We didn't have to wait long for this new organisation to start doctor-bashing.
Doctors are very good at whistle-blowing these days - it's just that the people running the NHS don't want to hear what we have to say when we point out their failings. It is the cover-up culture within NHS management that the Care Quality Commission should really be addressing.
This is particularly alarming because, when it comes to endangering life and limb, the most serious deeds I've seen have not been those of fellow clinicians - as was, no doubt, the case in Mid Staffordshire NHS Foundation Trust.
Given the harm that can be done by these people, I have been saying for years that a beefed up disciplinary system for managers is long overdue - and it's good to hear that the influential Dr Lancelot is of the same mind (GP, 3 April).
Serious complaints should not be dealt with behind closed doors. Offenders should face disciplinary proceedings with the verdict being determined by a vetted and fully independent 'jury' made up, at least in part, of patients - and the proceedings should be reported to ensure openness and accountability.

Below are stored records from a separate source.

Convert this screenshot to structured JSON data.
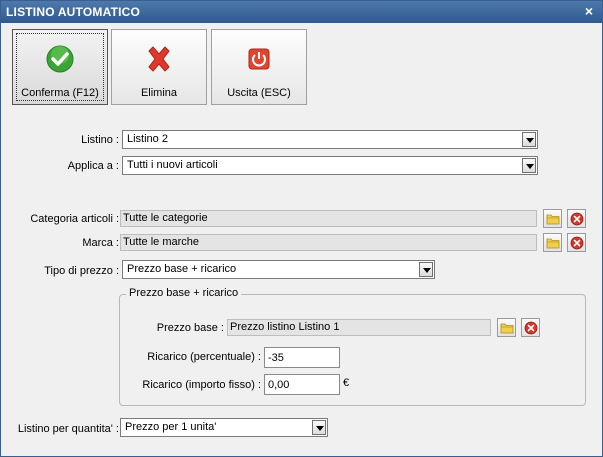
{
  "window": {
    "title": "LISTINO AUTOMATICO",
    "close_glyph": "×"
  },
  "toolbar": {
    "confirm_label": "Conferma (F12)",
    "delete_label": "Elimina",
    "exit_label": "Uscita (ESC)",
    "confirm_icon": "check-circle-icon",
    "delete_icon": "red-x-icon",
    "exit_icon": "power-icon"
  },
  "form": {
    "listino_label": "Listino :",
    "listino_value": "Listino 2",
    "applica_label": "Applica a :",
    "applica_value": "Tutti i nuovi articoli",
    "categoria_label": "Categoria articoli :",
    "categoria_value": "Tutte le categorie",
    "marca_label": "Marca :",
    "marca_value": "Tutte le marche",
    "tipo_label": "Tipo di prezzo :",
    "tipo_value": "Prezzo base + ricarico",
    "group_title": "Prezzo base + ricarico",
    "prezzo_base_label": "Prezzo base :",
    "prezzo_base_value": "Prezzo listino Listino 1",
    "ricarico_perc_label": "Ricarico (percentuale) :",
    "ricarico_perc_value": "-35",
    "ricarico_fisso_label": "Ricarico (importo fisso) :",
    "ricarico_fisso_value": "0,00",
    "currency": "€",
    "quantita_label": "Listino per quantita' :",
    "quantita_value": "Prezzo per 1 unita'"
  },
  "colors": {
    "titlebar": "#2f5a8f",
    "accent_green": "#3aa435",
    "accent_red": "#e0392b",
    "folder_yellow": "#f2cf4a"
  }
}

Managers who commit serious transgressions should be 'struck off' - prevented from working in healthcare. If rehabilitated and reinstated at a later date, they should be made to work under strict supervision.
In my view, managers should also be punished financially. If managers cannot be made to bear their fair share of the cost of their mistakes, the NHS should at least make failure a less attractive option.
Dr John Cormack, South Woodham Ferrers, Essex.